Joseph S.B. Mitchell, professor in the Department of Applied Mathematics and Statistics and research professor of Computer Science, was among only 46 fellows selected by the Association for Computing Machinery (ACM) for 2011. ACM selected Mitchell and his colleagues for their contributions in providing fundamental knowledge to the computing field and generating multiple technological advances in industry, commerce, healthcare, entertainment and education.
“Professor Mitchell is one of the country’s leaders in computational geometry,” said Provost and Senior Vice President for Academic Affairs Dennis N. Assanis. “His work in studying the design, analysis and implementation of efficient algorithms to solve geometric problems exemplifies the type of world-class research occurring every day at Stony Brook University.”

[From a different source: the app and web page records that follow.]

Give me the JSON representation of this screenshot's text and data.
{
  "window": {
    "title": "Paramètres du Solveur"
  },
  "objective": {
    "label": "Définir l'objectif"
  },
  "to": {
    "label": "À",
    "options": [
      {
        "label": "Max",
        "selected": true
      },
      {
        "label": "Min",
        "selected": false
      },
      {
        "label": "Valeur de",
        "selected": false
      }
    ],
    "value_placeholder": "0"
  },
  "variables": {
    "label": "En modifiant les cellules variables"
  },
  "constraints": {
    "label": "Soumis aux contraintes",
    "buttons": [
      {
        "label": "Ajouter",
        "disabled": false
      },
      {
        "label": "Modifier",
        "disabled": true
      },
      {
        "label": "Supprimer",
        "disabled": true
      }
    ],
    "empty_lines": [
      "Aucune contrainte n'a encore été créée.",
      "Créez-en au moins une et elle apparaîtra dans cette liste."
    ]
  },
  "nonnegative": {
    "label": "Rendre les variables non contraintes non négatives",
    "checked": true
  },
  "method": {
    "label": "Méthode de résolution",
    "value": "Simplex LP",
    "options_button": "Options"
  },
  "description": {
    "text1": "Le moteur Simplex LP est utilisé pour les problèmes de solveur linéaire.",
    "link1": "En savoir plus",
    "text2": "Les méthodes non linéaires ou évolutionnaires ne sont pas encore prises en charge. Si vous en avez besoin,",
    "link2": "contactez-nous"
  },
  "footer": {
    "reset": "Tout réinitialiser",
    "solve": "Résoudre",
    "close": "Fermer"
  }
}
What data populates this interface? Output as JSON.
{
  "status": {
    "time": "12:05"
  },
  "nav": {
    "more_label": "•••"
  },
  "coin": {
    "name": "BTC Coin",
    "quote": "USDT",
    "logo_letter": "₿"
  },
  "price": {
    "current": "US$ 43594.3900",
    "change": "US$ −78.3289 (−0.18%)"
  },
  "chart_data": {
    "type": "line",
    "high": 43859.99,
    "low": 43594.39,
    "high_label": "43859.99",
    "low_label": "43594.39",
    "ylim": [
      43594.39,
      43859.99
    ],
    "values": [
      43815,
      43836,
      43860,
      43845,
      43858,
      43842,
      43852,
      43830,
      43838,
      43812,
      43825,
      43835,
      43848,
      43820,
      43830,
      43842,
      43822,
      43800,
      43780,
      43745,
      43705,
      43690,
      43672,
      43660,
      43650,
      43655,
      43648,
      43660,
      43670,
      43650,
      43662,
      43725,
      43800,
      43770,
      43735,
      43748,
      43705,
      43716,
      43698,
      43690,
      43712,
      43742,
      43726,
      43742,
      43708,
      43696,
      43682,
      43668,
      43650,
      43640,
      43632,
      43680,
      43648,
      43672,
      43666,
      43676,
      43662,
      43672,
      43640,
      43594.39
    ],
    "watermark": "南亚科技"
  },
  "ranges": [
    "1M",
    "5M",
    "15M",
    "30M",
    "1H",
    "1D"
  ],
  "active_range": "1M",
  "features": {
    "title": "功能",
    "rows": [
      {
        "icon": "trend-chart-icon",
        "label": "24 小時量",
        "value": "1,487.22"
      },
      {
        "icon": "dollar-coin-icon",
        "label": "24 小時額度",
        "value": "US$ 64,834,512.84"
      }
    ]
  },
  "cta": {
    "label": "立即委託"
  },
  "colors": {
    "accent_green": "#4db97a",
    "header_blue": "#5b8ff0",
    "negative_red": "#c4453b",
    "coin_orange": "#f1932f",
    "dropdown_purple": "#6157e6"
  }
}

ACM cited Mitchell for his “contributions to geometric computing and approximation algorithms.” His particular interest is in applications to problems in computer graphics, visualization, robotics, manufacturing, geographic information systems and computer vision. A major application he is working on is to assist air traffic controllers reroute airplanes around inclement weather.
“These women and men, who are some of the leading thinkers and practitioners in computer science and engineering, are changing how the world lives and works,” said ACM President Alain Chesnais. “They have mastered the tools of computing and computer science to address the many significant challenges that confront populations across the globe. These international luminaries are responsible for solutions that are transforming our society for the better.” ACM will formally recognize Professor Mitchell and other 2011 ACM Fellows at its annual awards banquet scheduled for June 16, 2012, in San Francisco, California.

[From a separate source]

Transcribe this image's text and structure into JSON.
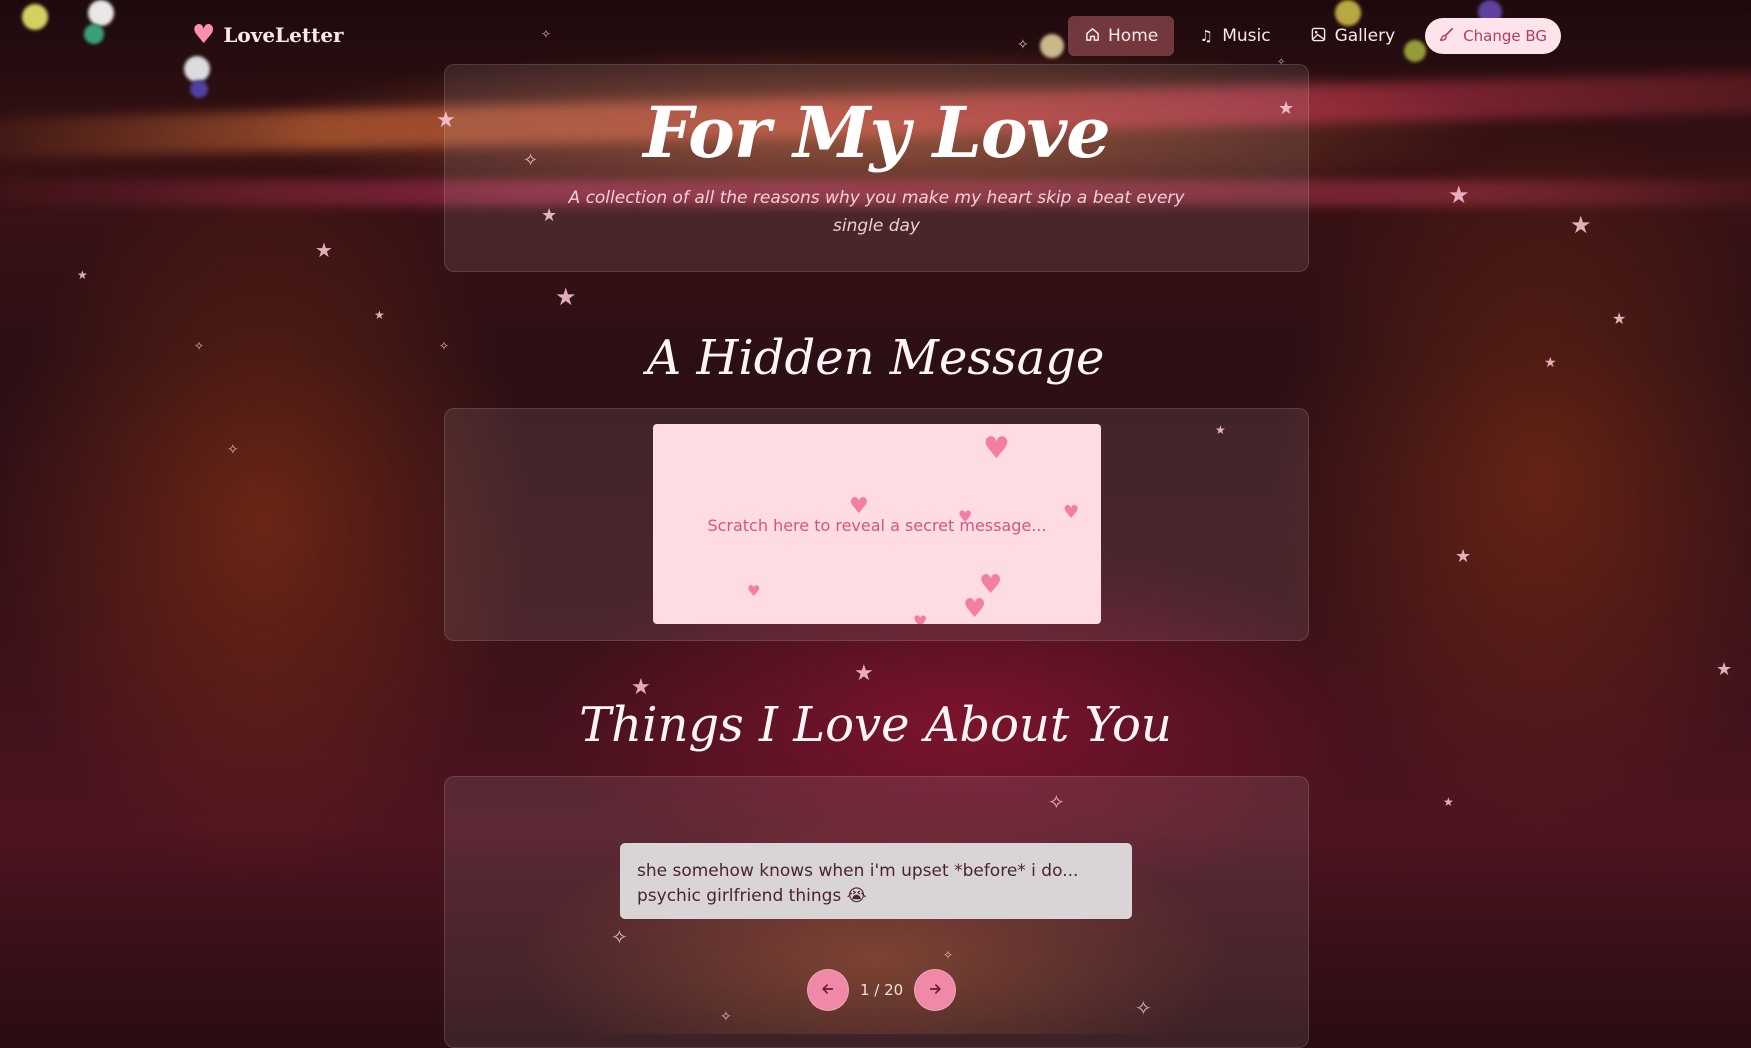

Mitchell is a former Fulbright Scholar, a past recipient of the National Science Foundation Presidential Young Investigator Award and recipient of the President’s Award for Excellence in Scholarship and Creative Activities. In 2010 he shared the Gödel Prize, awarded to those with outstanding papers in theoretical computer science.